The randomiser is kicking out the jams
From the legal dept: Dublin venue the Button Factory has gone into examinership. If you don’t have your well-thumbed copy of Keane’s Company Law in the Republic Of Ireland to hand, here’s what this means. For Yank readers, it’s a …
From the legal dept: Dublin venue the Button Factory has gone into examinership. If you don’t have your well-thumbed copy of Keane’s Company Law in the Republic Of Ireland to hand, here’s what this means. For Yank readers, it’s a bit like Chapter 11.
No such problems for Live Nation’s Irish venues, per a piece in the Sunday Business Post, where chief executive Mike Adamson was bullish about expansion plans, including a “mid-range” venue in Dublin for 3-4000 people, a 6,000 capacity venue in Cork (“very much on the cards”) and “maybe there’s an opportunity in Galway”. Adamson also said that the long (long) running MCD takeover was still on the table with a deal “still being talked about”. The way should be clearer now that MCD founders Dinny Desmond and Eamo McCann have finally settled their spat (an undisclosed deal was reached in December after McCann had spent a week in the witness box and before Desmond took the stand).
Diagram of the day: mapping web-based music consumption in the United States in 2010
P4K on hip-hop pioneer DJ Kool Herc’s struggle to pay his medical bills.
A question for Eircom: where have all the music pirates gone?

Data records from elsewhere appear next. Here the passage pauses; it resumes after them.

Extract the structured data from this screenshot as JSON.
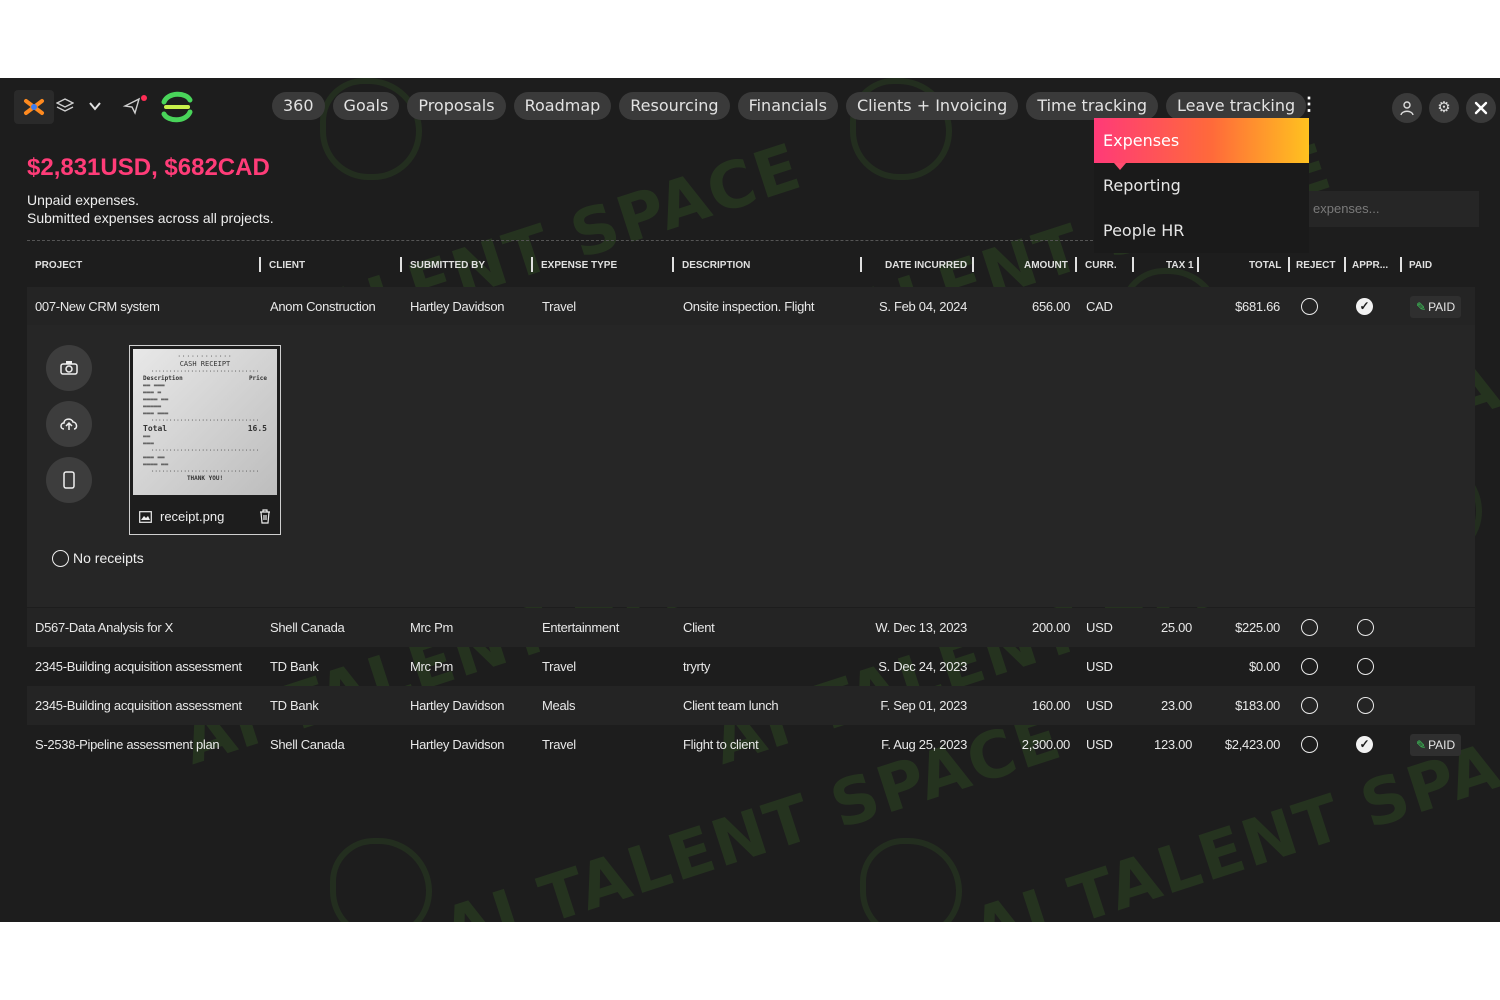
{
  "toolbar": {
    "icons": [
      "apps-icon",
      "layers-icon",
      "chevron-down-icon",
      "send-icon",
      "brand-logo"
    ],
    "tabs": [
      "360",
      "Goals",
      "Proposals",
      "Roadmap",
      "Resourcing",
      "Financials",
      "Clients + Invoicing",
      "Time tracking",
      "Leave tracking"
    ],
    "right_icons": [
      "user-icon",
      "gear-icon",
      "close-icon"
    ]
  },
  "dropdown": {
    "items": [
      "Expenses",
      "Reporting",
      "People HR"
    ],
    "active": "Expenses"
  },
  "search": {
    "placeholder": "expenses..."
  },
  "summary": {
    "totals": "$2,831USD, $682CAD",
    "line1": "Unpaid expenses.",
    "line2": "Submitted expenses across all projects."
  },
  "table": {
    "headers": [
      "PROJECT",
      "CLIENT",
      "SUBMITTED BY",
      "EXPENSE TYPE",
      "DESCRIPTION",
      "DATE INCURRED",
      "AMOUNT",
      "CURR.",
      "TAX 1",
      "TOTAL",
      "REJECT",
      "APPR...",
      "PAID"
    ],
    "rows": [
      {
        "project": "007-New CRM system",
        "client": "Anom Construction",
        "submitted_by": "Hartley Davidson",
        "type": "Travel",
        "description": "Onsite inspection. Flight",
        "date": "S. Feb 04, 2024",
        "amount": "656.00",
        "curr": "CAD",
        "tax": "",
        "total": "$681.66",
        "approved": true,
        "paid": "PAID"
      },
      {
        "project": "D567-Data Analysis for X",
        "client": "Shell Canada",
        "submitted_by": "Mrc Pm",
        "type": "Entertainment",
        "description": "Client",
        "date": "W. Dec 13, 2023",
        "amount": "200.00",
        "curr": "USD",
        "tax": "25.00",
        "total": "$225.00",
        "approved": false,
        "paid": ""
      },
      {
        "project": "2345-Building acquisition assessment",
        "client": "TD Bank",
        "submitted_by": "Mrc Pm",
        "type": "Travel",
        "description": "tryrty",
        "date": "S. Dec 24, 2023",
        "amount": "",
        "curr": "USD",
        "tax": "",
        "total": "$0.00",
        "approved": false,
        "paid": ""
      },
      {
        "project": "2345-Building acquisition assessment",
        "client": "TD Bank",
        "submitted_by": "Hartley Davidson",
        "type": "Meals",
        "description": "Client team lunch",
        "date": "F. Sep 01, 2023",
        "amount": "160.00",
        "curr": "USD",
        "tax": "23.00",
        "total": "$183.00",
        "approved": false,
        "paid": ""
      },
      {
        "project": "S-2538-Pipeline assessment plan",
        "client": "Shell Canada",
        "submitted_by": "Hartley Davidson",
        "type": "Travel",
        "description": "Flight to client",
        "date": "F. Aug 25, 2023",
        "amount": "2,300.00",
        "curr": "USD",
        "tax": "123.00",
        "total": "$2,423.00",
        "approved": true,
        "paid": "PAID"
      }
    ]
  },
  "attachment": {
    "filename": "receipt.png",
    "no_receipts_label": "No receipts",
    "side_icons": [
      "camera-icon",
      "cloud-upload-icon",
      "phone-icon"
    ],
    "receipt_text": {
      "title": "CASH RECEIPT",
      "description": "Description",
      "price": "Price",
      "total": "Total",
      "total_value": "16.5",
      "thanks": "THANK YOU!"
    }
  },
  "watermark": "AI TALENT SPACE",
  "colors": {
    "accent": "#ff3c78",
    "gradient": [
      "#ff3a78",
      "#ff6a3a",
      "#ffc21f"
    ],
    "background": "#1d1d1d",
    "paid_leaf": "#3ecb5a"
  }
}
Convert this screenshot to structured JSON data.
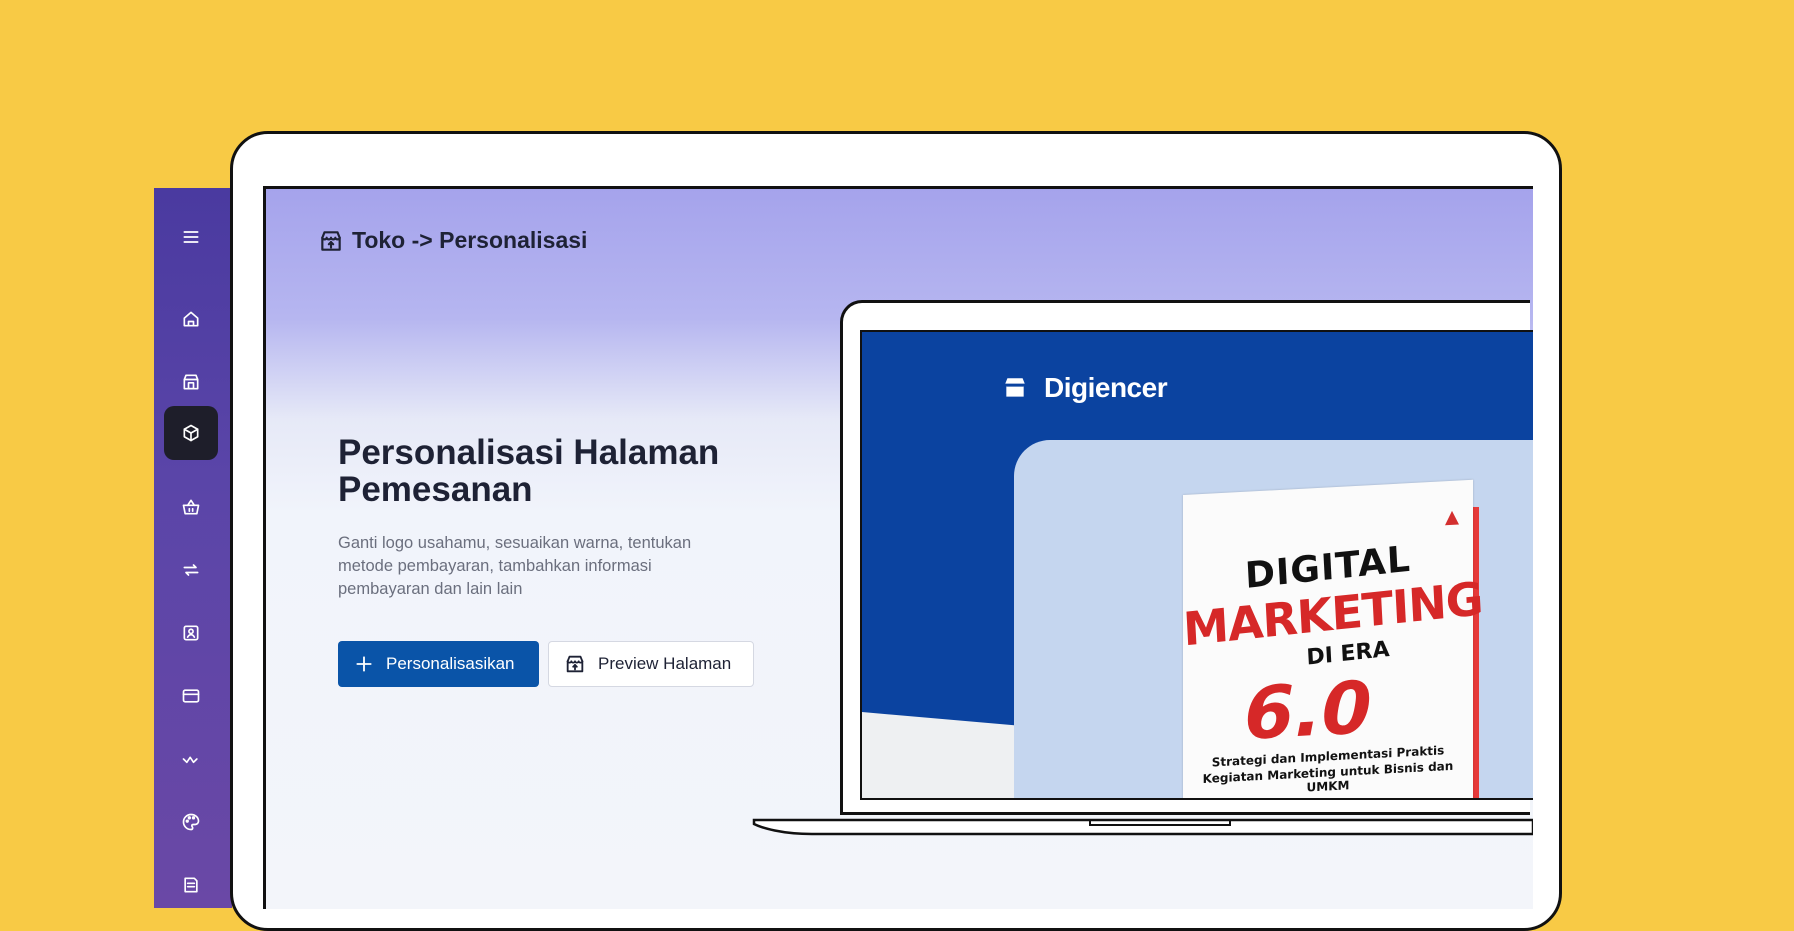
{
  "breadcrumb": {
    "text": "Toko -> Personalisasi",
    "icon": "store-icon"
  },
  "hero": {
    "title": "Personalisasi Halaman Pemesanan",
    "description": "Ganti logo usahamu, sesuaikan warna, tentukan metode pembayaran, tambahkan informasi pembayaran dan lain lain"
  },
  "buttons": {
    "primary_label": "Personalisasikan",
    "secondary_label": "Preview Halaman"
  },
  "sidebar": {
    "items": [
      {
        "icon": "menu-icon"
      },
      {
        "icon": "home-icon"
      },
      {
        "icon": "store-icon"
      },
      {
        "icon": "box-icon",
        "active": true
      },
      {
        "icon": "basket-icon"
      },
      {
        "icon": "transfer-icon"
      },
      {
        "icon": "user-card-icon"
      },
      {
        "icon": "browser-icon"
      },
      {
        "icon": "activity-icon"
      },
      {
        "icon": "palette-icon"
      },
      {
        "icon": "document-icon"
      }
    ]
  },
  "preview": {
    "brand": "Digiencer",
    "book": {
      "line1": "DIGITAL",
      "line2": "MARKETING",
      "line3": "DI ERA",
      "line4": "6.0",
      "subtitle1": "Strategi dan Implementasi Praktis",
      "subtitle2": "Kegiatan Marketing untuk Bisnis dan UMKM"
    }
  },
  "colors": {
    "background": "#f8ca45",
    "sidebar": "#4a3aa0",
    "primary": "#0a54a8",
    "preview_blue": "#0b43a0",
    "book_red": "#d62828"
  }
}
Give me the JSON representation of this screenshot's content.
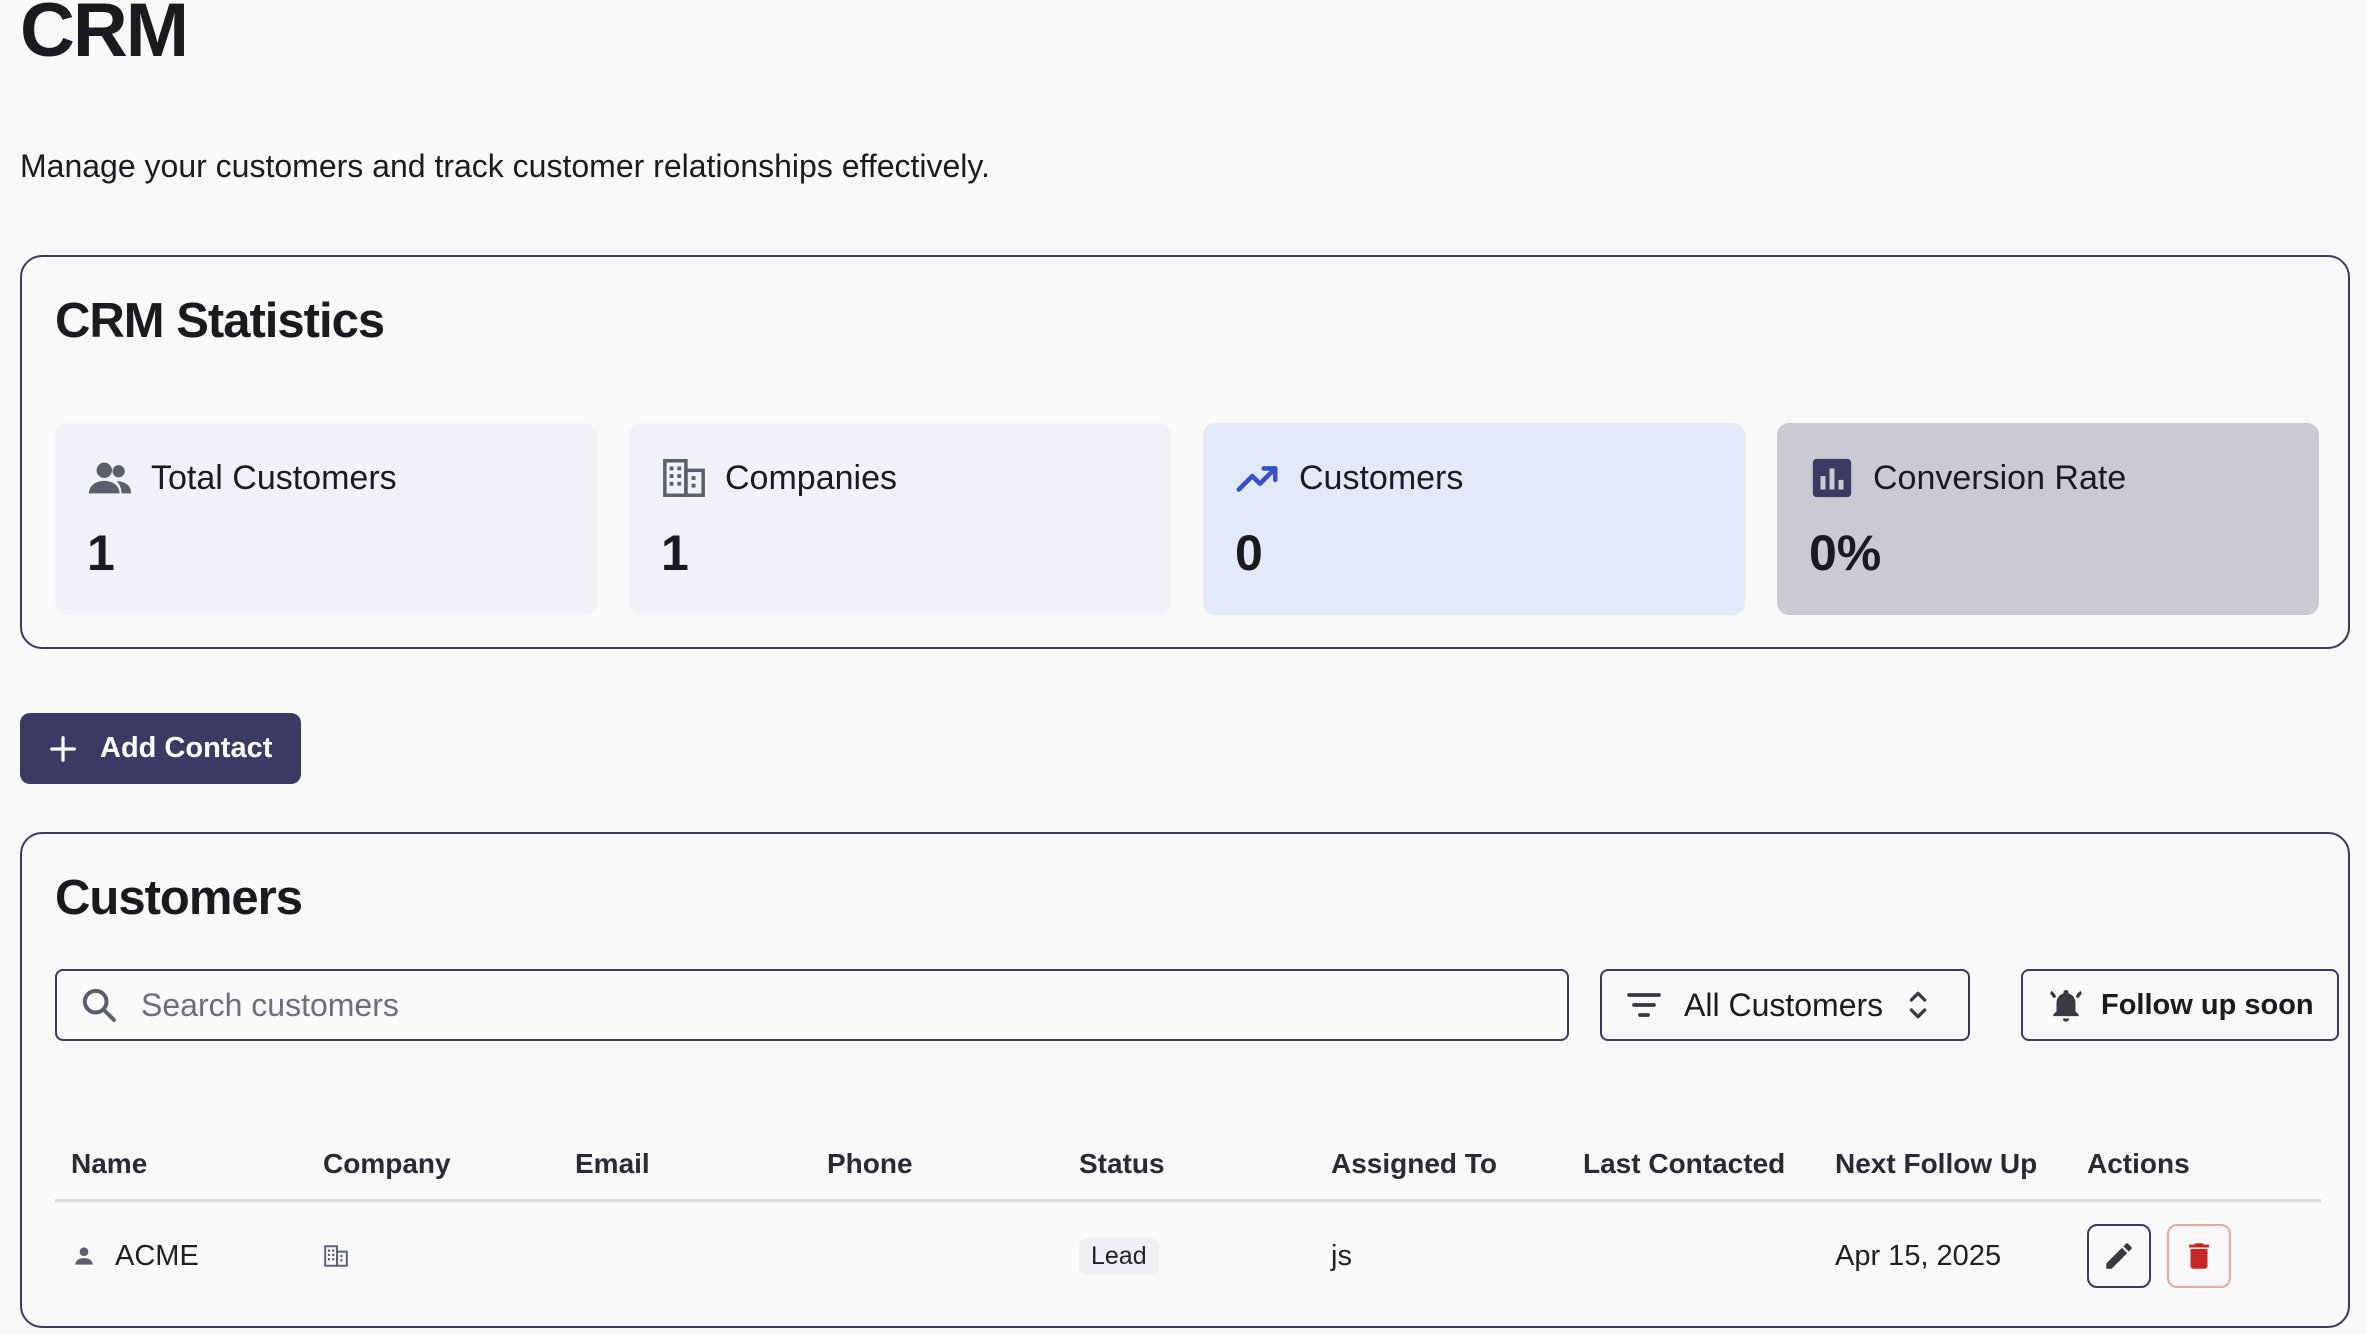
{
  "header": {
    "title": "CRM",
    "subtitle": "Manage your customers and track customer relationships effectively."
  },
  "stats": {
    "title": "CRM Statistics",
    "cards": [
      {
        "label": "Total Customers",
        "value": "1",
        "icon": "users-icon"
      },
      {
        "label": "Companies",
        "value": "1",
        "icon": "building-icon"
      },
      {
        "label": "Customers",
        "value": "0",
        "icon": "trending-up-icon"
      },
      {
        "label": "Conversion Rate",
        "value": "0%",
        "icon": "bar-chart-icon"
      }
    ]
  },
  "actions": {
    "add_contact_label": "Add Contact"
  },
  "customers": {
    "title": "Customers",
    "search_placeholder": "Search customers",
    "filter_value": "All Customers",
    "follow_up_label": "Follow up soon",
    "columns": [
      "Name",
      "Company",
      "Email",
      "Phone",
      "Status",
      "Assigned To",
      "Last Contacted",
      "Next Follow Up",
      "Actions"
    ],
    "rows": [
      {
        "name": "ACME",
        "company": "",
        "email": "",
        "phone": "",
        "status": "Lead",
        "assigned_to": "js",
        "last_contacted": "",
        "next_follow_up": "Apr 15, 2025"
      }
    ]
  },
  "colors": {
    "primary": "#3a3a63",
    "card_default": "#f0f2f7",
    "card_blue": "#e3e8fa",
    "card_gray": "#cacad3",
    "trend_icon": "#3553c9",
    "delete": "#c62828"
  }
}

Twenty reasons why it’s kicking off everywhere: excellent post from BBC Newsnight economics editor Paul Mason about why we’re seeing protests of every stripe worldwide. Nothing, sadly, in the piece about why the Irish political debate is currently all about an insubstanial leaders’ debate (insubstanial in comparison to the real issues this little country faces).
The business of getting music on the big screen.
Do you remember the sound of silence? Interesting piece from Terence Blacker on the “commercial and cultural terrorism” of taped music in public places.
Francis Ford Coppola on art: “This idea of Metallica or some rock n’ roll singer being rich, that’s not necessarily going to happen anymore. Because, as we enter into a new age, maybe art will be free. Maybe the students are right. They should be able to download music and movies. I’m going to be shot for saying this. But who said art has to cost money? And therefore, who says artists have to make money?”
Well, it worked for The Priests….
Jaysus, if U2 owned a dog, he’d come up and piss on their leg at this stage what with Spiderman woes and now, Johannesburg copper thieves.
Interesting post from Pop & Hiss about why stories about low US record sales aren’t really telling the full story. Yes, there’s a bang of spin off the piece, but there’s also a few home truths about long-run sustainability in there too.
Anyone buying or selling a ticket? If Live Nation can jump into bed with Ticketmaster (we’re still raging they didn’t call the company MasterNation), well their rivals AEG Live can also do their own ticketing deal. The latter have joined forces with Canuck tech start-up Outbox Technology to set up its own bespoke ticketing service and hope to have the system up and running in their US venues by later this year with a global roll-out by 2013. AEG don’t (yet) own or operate any venues in Ireland.